== Task item ==
Every line below that includes the word "modified" needs to be copied.

== Given data ==
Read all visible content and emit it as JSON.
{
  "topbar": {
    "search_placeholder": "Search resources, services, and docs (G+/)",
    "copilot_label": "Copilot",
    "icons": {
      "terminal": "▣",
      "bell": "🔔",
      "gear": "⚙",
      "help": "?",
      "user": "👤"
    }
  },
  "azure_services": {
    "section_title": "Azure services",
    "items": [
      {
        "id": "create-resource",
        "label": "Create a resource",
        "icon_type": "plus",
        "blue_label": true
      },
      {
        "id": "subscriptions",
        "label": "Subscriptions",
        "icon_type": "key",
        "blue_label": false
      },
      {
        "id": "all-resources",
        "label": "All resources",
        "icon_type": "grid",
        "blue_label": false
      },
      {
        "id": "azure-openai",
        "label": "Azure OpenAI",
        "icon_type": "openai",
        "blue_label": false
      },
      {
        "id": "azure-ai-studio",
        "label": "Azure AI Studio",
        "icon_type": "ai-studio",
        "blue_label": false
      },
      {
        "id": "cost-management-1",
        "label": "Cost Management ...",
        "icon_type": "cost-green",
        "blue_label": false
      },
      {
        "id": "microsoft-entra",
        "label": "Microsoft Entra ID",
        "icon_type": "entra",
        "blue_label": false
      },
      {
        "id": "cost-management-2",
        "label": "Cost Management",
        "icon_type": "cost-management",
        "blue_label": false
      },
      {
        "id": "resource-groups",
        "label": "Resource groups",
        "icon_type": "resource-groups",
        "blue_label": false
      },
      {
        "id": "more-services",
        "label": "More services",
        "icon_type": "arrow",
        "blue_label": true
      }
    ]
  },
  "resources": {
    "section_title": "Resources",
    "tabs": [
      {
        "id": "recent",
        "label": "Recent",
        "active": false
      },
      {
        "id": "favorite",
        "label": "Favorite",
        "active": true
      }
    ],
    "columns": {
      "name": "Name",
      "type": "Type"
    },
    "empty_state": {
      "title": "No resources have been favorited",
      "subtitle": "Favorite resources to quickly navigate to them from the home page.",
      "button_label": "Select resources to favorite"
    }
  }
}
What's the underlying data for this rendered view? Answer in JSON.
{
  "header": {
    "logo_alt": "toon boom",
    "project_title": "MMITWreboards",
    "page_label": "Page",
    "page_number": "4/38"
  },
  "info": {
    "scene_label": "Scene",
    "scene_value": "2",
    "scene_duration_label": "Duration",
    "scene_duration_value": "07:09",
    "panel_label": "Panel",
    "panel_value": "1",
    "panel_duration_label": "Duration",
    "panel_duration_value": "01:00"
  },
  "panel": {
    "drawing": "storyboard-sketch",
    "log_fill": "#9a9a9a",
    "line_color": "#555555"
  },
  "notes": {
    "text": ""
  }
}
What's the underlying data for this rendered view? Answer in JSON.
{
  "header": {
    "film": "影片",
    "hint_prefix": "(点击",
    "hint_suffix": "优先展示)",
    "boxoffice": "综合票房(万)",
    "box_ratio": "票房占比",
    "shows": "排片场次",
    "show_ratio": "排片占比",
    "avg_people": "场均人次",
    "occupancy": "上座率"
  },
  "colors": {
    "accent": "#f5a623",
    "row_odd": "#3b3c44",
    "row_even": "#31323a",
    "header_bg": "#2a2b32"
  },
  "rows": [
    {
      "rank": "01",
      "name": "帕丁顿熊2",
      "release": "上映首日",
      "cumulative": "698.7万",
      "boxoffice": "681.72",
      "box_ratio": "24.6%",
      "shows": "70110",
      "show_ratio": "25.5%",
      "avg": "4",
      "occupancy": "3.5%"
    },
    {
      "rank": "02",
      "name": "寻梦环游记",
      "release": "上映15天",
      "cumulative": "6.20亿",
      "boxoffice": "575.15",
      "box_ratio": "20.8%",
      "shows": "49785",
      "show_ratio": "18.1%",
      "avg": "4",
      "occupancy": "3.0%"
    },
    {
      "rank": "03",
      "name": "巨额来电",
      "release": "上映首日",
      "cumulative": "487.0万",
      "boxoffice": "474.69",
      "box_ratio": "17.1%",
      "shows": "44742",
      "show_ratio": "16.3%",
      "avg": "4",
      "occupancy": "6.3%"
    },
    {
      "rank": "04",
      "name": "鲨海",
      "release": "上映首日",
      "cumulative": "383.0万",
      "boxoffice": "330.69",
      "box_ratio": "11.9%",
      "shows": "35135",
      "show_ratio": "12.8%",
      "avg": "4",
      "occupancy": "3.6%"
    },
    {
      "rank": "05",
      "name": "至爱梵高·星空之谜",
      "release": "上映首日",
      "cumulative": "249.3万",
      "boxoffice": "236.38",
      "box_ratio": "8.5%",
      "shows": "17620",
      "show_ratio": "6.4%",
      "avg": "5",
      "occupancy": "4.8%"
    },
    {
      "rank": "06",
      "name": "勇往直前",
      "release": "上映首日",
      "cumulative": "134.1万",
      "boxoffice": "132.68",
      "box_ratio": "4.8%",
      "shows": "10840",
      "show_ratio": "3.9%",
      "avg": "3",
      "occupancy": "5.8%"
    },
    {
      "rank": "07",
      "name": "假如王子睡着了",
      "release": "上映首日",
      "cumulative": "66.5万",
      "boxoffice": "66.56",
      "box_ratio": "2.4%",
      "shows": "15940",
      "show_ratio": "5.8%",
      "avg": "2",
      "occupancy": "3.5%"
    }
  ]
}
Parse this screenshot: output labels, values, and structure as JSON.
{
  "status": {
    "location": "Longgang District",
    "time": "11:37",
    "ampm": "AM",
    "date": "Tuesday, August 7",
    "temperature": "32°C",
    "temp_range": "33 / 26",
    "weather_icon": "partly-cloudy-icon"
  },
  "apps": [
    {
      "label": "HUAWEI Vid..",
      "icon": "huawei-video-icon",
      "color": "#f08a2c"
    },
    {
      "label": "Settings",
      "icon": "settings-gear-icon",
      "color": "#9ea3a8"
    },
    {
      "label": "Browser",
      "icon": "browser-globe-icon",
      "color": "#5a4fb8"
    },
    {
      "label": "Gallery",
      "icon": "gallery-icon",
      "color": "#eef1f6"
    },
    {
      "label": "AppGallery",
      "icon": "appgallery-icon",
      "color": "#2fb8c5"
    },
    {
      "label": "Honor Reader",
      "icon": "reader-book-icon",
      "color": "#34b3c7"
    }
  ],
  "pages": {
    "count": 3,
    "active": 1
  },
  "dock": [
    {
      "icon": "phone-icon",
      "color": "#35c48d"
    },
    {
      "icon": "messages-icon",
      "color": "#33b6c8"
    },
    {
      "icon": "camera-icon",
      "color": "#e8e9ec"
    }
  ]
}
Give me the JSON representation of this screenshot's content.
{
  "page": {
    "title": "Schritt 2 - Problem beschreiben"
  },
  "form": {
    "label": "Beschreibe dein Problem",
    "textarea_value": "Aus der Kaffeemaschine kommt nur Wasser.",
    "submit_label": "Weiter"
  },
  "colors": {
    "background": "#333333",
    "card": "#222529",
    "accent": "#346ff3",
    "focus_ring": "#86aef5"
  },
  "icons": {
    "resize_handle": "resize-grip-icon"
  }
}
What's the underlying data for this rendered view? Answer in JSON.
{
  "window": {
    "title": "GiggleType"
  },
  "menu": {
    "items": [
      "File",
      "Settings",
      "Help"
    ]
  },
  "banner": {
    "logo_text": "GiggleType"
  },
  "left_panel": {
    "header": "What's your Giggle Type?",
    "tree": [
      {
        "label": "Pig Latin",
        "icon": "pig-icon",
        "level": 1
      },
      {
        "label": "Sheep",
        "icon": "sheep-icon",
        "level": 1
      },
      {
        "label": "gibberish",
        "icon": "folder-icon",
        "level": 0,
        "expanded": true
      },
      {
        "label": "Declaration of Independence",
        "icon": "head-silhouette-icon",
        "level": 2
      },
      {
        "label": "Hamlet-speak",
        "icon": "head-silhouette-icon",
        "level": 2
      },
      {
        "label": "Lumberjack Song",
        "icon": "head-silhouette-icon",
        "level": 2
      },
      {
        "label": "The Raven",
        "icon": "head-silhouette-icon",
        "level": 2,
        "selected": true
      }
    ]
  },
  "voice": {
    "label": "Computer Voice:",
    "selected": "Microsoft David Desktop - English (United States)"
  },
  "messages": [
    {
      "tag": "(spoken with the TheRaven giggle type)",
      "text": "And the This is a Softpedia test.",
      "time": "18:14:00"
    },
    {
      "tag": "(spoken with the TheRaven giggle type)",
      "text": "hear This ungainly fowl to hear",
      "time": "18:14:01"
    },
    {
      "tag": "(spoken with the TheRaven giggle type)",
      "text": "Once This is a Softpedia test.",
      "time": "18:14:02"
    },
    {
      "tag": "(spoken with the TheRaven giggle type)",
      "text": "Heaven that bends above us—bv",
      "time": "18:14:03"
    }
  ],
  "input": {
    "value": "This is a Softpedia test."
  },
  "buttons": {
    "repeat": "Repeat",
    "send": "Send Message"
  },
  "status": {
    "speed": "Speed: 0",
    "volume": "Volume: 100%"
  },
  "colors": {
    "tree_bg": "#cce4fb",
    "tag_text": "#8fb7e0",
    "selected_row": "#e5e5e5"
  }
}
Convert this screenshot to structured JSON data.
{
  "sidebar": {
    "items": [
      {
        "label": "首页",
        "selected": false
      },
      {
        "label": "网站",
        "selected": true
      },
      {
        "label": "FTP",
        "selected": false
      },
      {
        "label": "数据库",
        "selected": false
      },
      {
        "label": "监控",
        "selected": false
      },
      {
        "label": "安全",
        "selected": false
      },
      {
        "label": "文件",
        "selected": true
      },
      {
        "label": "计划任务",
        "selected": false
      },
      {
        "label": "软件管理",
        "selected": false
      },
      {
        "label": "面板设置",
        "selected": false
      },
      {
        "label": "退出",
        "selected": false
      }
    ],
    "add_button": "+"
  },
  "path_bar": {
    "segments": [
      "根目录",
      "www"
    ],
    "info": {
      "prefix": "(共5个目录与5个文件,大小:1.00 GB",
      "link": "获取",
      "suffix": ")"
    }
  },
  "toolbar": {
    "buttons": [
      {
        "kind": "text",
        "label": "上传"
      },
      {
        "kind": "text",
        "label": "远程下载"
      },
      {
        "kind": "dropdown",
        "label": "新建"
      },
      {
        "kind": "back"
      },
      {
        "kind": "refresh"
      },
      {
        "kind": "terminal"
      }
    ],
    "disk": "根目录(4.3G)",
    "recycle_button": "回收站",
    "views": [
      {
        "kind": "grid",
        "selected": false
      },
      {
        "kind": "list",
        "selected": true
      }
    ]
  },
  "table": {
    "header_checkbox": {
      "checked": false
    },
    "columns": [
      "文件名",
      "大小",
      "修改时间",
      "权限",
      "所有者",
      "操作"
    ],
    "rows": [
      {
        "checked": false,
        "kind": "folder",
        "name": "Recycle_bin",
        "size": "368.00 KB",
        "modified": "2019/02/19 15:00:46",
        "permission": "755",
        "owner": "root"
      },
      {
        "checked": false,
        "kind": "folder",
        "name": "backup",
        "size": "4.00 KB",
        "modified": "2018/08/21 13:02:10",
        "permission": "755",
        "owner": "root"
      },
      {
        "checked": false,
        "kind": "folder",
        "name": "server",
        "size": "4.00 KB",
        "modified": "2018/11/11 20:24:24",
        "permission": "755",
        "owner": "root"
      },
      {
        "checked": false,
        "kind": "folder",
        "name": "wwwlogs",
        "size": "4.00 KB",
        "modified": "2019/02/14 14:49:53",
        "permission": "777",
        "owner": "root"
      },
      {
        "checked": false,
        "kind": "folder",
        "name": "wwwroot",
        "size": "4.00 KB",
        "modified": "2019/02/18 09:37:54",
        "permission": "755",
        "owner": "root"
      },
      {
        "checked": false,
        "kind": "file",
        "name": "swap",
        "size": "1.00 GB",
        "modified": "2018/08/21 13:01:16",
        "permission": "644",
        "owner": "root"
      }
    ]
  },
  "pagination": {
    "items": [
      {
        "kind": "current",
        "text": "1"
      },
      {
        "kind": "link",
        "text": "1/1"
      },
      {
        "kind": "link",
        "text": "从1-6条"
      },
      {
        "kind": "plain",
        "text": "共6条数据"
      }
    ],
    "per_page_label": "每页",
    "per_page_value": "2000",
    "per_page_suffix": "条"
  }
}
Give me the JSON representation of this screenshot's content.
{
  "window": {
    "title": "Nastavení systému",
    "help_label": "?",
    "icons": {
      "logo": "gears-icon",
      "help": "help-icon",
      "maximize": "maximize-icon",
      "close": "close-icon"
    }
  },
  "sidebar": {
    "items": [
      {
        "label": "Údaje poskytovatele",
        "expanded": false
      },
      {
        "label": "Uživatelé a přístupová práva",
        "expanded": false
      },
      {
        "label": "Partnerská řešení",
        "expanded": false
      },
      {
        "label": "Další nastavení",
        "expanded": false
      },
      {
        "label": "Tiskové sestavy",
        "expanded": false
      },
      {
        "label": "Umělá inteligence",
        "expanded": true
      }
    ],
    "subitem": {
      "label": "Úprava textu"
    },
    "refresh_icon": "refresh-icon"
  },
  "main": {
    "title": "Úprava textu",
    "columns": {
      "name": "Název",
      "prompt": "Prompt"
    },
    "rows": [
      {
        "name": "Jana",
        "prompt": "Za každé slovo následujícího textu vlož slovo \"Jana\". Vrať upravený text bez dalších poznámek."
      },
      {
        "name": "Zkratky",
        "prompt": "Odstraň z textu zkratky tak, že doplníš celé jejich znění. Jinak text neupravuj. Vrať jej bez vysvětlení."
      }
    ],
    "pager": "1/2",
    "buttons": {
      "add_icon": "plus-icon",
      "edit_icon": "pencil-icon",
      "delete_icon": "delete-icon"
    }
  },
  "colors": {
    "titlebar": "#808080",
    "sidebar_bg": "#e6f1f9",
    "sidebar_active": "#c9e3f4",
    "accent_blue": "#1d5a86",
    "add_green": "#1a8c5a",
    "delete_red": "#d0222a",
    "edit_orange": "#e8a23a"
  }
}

== Result of the task ==
        "modified": "2019/02/19 15:00:46",
        "modified": "2018/08/21 13:02:10",
        "modified": "2018/11/11 20:24:24",
        "modified": "2019/02/14 14:49:53",
        "modified": "2019/02/18 09:37:54",
        "modified": "2018/08/21 13:01:16",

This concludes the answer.